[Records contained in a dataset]
□ □ □ □
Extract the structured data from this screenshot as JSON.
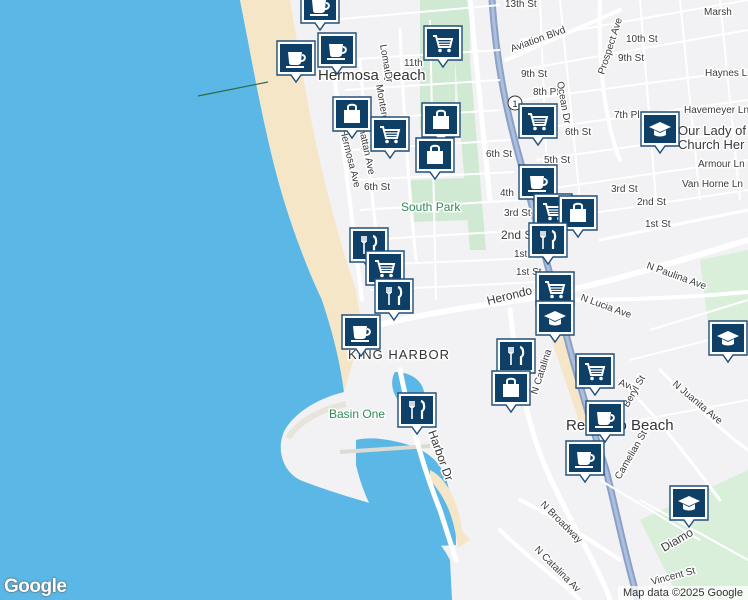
{
  "map": {
    "colors": {
      "water": "#5bb8e6",
      "sand": "#f5e6c8",
      "land": "#f2f2f4",
      "park": "#cfe9d2",
      "highway": "#8aa0c6",
      "road": "#ffffff",
      "marker": "#0e3f66"
    },
    "places": [
      "Hermosa Beach",
      "KING HARBOR",
      "Redondo Beach"
    ],
    "parks": [
      "South Park",
      "Basin One"
    ],
    "streets": [
      "13th St",
      "Aviation Blvd",
      "Prospect Ave",
      "Marsh",
      "10th St",
      "9th St",
      "Haynes Ln",
      "Loma Dr",
      "11th",
      "9th St",
      "8th Pl",
      "Ocean Dr",
      "7th Pl",
      "Havemeyer Ln",
      "Monterey",
      "Manhattan Ave",
      "Hermosa Ave",
      "6th St",
      "6th St",
      "6th St",
      "5th St",
      "Armour Ln",
      "3rd St",
      "Van Horne Ln",
      "4th",
      "3rd St",
      "2nd St",
      "2nd St",
      "1st St",
      "1st",
      "1st St",
      "N Paulina Ave",
      "Herondo St",
      "N Lucia Ave",
      "N Catalina",
      "Ave",
      "Beryl St",
      "N Juanita Ave",
      "Camelian St",
      "Harbor Dr",
      "N Broadway",
      "N Catalina Av",
      "Diamo",
      "Vincent St",
      "Our Lady of",
      "Church Her"
    ],
    "route_shield": "1",
    "attribution": "Map data ©2025 Google",
    "logo": "Google"
  },
  "markers": [
    {
      "icon": "coffee-icon",
      "type": "cafe"
    },
    {
      "icon": "coffee-icon",
      "type": "cafe"
    },
    {
      "icon": "coffee-icon",
      "type": "cafe"
    },
    {
      "icon": "cart-icon",
      "type": "grocery"
    },
    {
      "icon": "shopping-bag-icon",
      "type": "store"
    },
    {
      "icon": "cart-icon",
      "type": "grocery"
    },
    {
      "icon": "shopping-bag-icon",
      "type": "store"
    },
    {
      "icon": "shopping-bag-icon",
      "type": "store"
    },
    {
      "icon": "cart-icon",
      "type": "grocery"
    },
    {
      "icon": "graduation-cap-icon",
      "type": "school"
    },
    {
      "icon": "coffee-icon",
      "type": "cafe"
    },
    {
      "icon": "cart-icon",
      "type": "grocery"
    },
    {
      "icon": "shopping-bag-icon",
      "type": "store"
    },
    {
      "icon": "restaurant-icon",
      "type": "restaurant"
    },
    {
      "icon": "restaurant-icon",
      "type": "restaurant"
    },
    {
      "icon": "cart-icon",
      "type": "grocery"
    },
    {
      "icon": "restaurant-icon",
      "type": "restaurant"
    },
    {
      "icon": "coffee-icon",
      "type": "cafe"
    },
    {
      "icon": "cart-icon",
      "type": "grocery"
    },
    {
      "icon": "graduation-cap-icon",
      "type": "school"
    },
    {
      "icon": "restaurant-icon",
      "type": "restaurant"
    },
    {
      "icon": "shopping-bag-icon",
      "type": "store"
    },
    {
      "icon": "cart-icon",
      "type": "grocery"
    },
    {
      "icon": "graduation-cap-icon",
      "type": "school"
    },
    {
      "icon": "restaurant-icon",
      "type": "restaurant"
    },
    {
      "icon": "coffee-icon",
      "type": "cafe"
    },
    {
      "icon": "coffee-icon",
      "type": "cafe"
    },
    {
      "icon": "graduation-cap-icon",
      "type": "school"
    }
  ]
}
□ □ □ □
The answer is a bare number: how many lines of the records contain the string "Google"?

» Expected output: 2